(LISTED RECORDS)

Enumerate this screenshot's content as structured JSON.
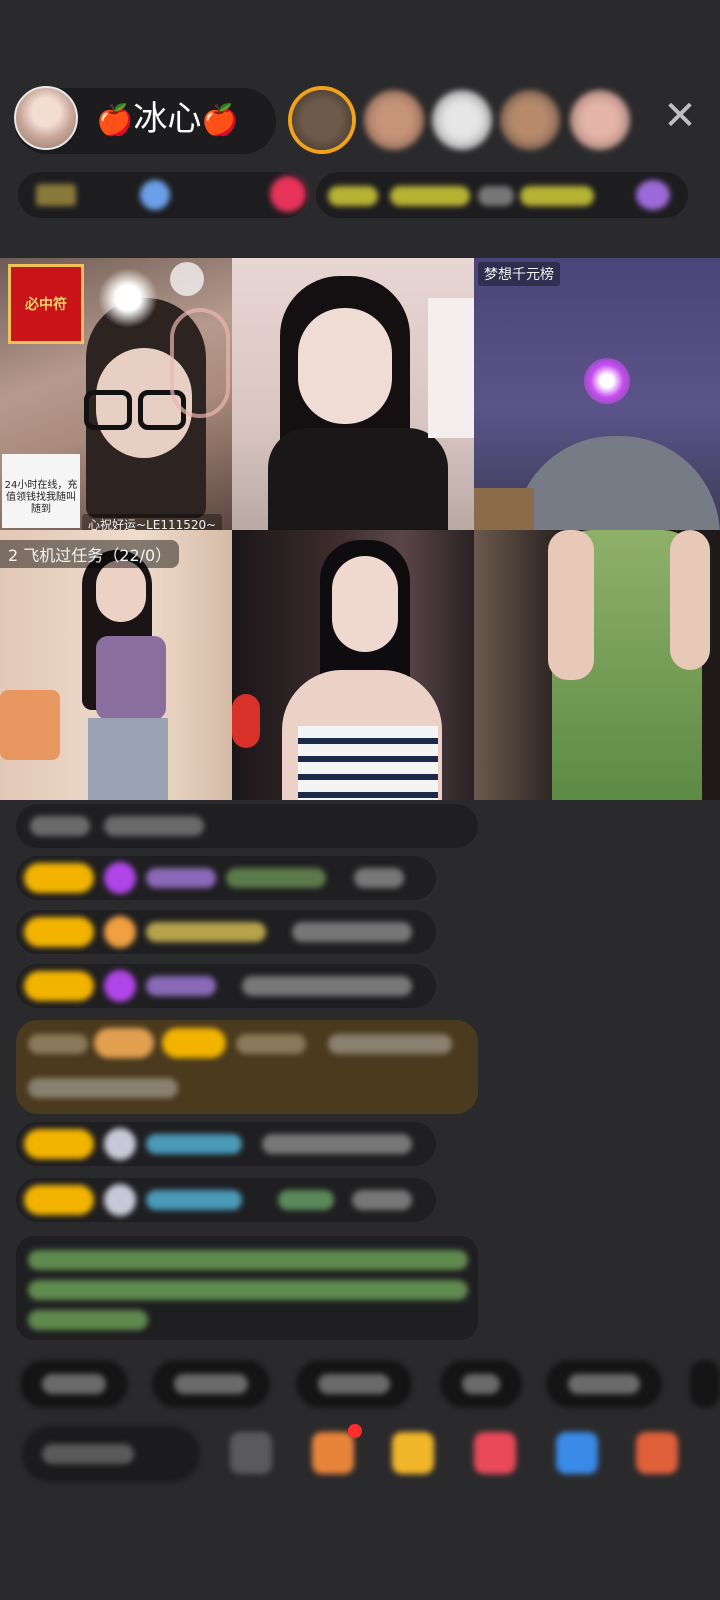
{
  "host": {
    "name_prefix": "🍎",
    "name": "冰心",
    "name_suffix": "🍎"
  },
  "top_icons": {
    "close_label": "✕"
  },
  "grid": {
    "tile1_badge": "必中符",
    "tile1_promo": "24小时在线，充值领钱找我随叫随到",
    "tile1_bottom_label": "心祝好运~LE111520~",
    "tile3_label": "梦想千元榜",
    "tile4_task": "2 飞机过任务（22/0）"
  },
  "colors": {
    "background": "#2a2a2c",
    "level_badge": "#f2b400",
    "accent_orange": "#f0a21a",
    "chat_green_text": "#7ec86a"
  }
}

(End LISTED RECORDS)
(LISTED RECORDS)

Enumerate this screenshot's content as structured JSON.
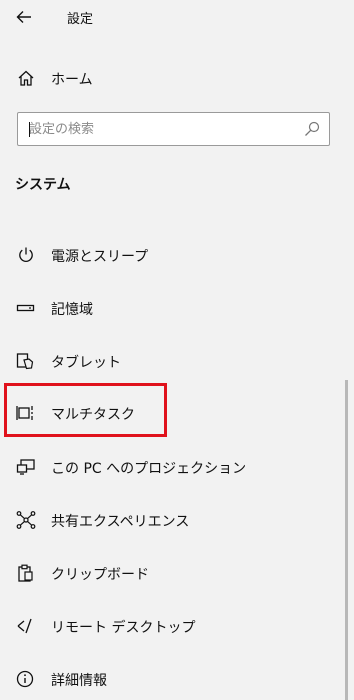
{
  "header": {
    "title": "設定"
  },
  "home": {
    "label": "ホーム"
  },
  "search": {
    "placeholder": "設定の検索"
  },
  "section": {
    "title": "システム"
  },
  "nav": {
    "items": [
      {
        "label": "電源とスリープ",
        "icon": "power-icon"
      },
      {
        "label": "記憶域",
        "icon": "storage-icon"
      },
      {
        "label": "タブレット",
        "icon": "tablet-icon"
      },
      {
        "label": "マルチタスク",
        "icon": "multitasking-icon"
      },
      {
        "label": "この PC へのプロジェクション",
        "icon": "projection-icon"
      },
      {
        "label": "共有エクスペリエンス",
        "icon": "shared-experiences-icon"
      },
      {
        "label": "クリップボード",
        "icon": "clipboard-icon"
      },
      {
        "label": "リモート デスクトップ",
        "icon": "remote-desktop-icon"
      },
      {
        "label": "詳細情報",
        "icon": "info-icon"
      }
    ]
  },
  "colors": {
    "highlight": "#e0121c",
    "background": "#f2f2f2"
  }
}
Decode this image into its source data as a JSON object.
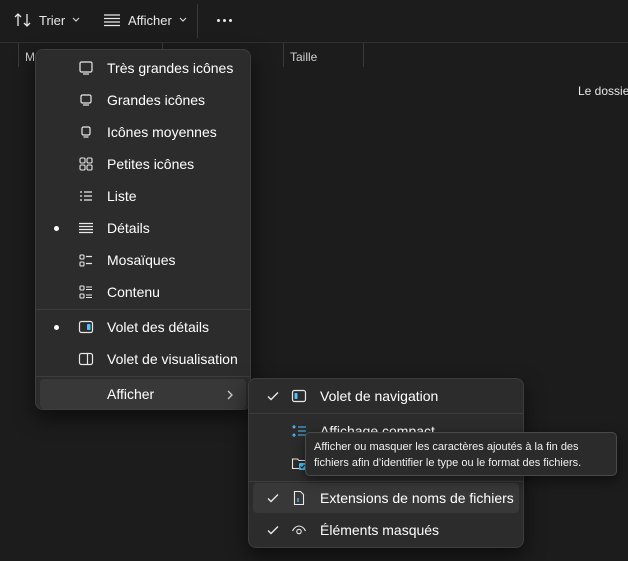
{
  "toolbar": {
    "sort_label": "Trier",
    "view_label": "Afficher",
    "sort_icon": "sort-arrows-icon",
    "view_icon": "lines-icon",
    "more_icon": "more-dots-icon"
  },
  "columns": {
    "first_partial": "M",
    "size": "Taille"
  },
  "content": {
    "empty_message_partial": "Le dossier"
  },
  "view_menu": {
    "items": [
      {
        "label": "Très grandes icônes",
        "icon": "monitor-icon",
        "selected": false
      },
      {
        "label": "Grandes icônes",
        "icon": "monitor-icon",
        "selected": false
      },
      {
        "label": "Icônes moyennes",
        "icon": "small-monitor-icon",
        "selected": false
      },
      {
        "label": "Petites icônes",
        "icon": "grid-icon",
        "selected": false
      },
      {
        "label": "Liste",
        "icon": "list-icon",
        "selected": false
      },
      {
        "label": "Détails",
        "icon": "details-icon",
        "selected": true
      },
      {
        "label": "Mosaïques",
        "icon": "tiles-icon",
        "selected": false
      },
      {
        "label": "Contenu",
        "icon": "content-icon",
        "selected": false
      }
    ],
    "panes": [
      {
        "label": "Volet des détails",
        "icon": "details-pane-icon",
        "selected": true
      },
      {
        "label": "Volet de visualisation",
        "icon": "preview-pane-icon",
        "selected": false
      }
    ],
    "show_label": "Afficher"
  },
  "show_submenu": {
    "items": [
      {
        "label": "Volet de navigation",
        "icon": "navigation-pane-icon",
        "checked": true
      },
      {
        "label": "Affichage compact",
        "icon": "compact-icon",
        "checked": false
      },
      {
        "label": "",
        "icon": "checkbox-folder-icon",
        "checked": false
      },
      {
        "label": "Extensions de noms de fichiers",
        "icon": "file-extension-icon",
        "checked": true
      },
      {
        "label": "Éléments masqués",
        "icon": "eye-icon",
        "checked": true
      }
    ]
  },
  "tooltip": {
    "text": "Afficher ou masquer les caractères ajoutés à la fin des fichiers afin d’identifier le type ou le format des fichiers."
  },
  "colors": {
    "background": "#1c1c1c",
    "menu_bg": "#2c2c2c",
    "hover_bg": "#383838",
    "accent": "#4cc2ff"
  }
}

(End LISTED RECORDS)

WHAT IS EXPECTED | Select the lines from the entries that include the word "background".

COMPLETED TASK |
    "background": "#2a2a2c",
    "background": "#f2f2f2"
    "background": "#1c1c1c",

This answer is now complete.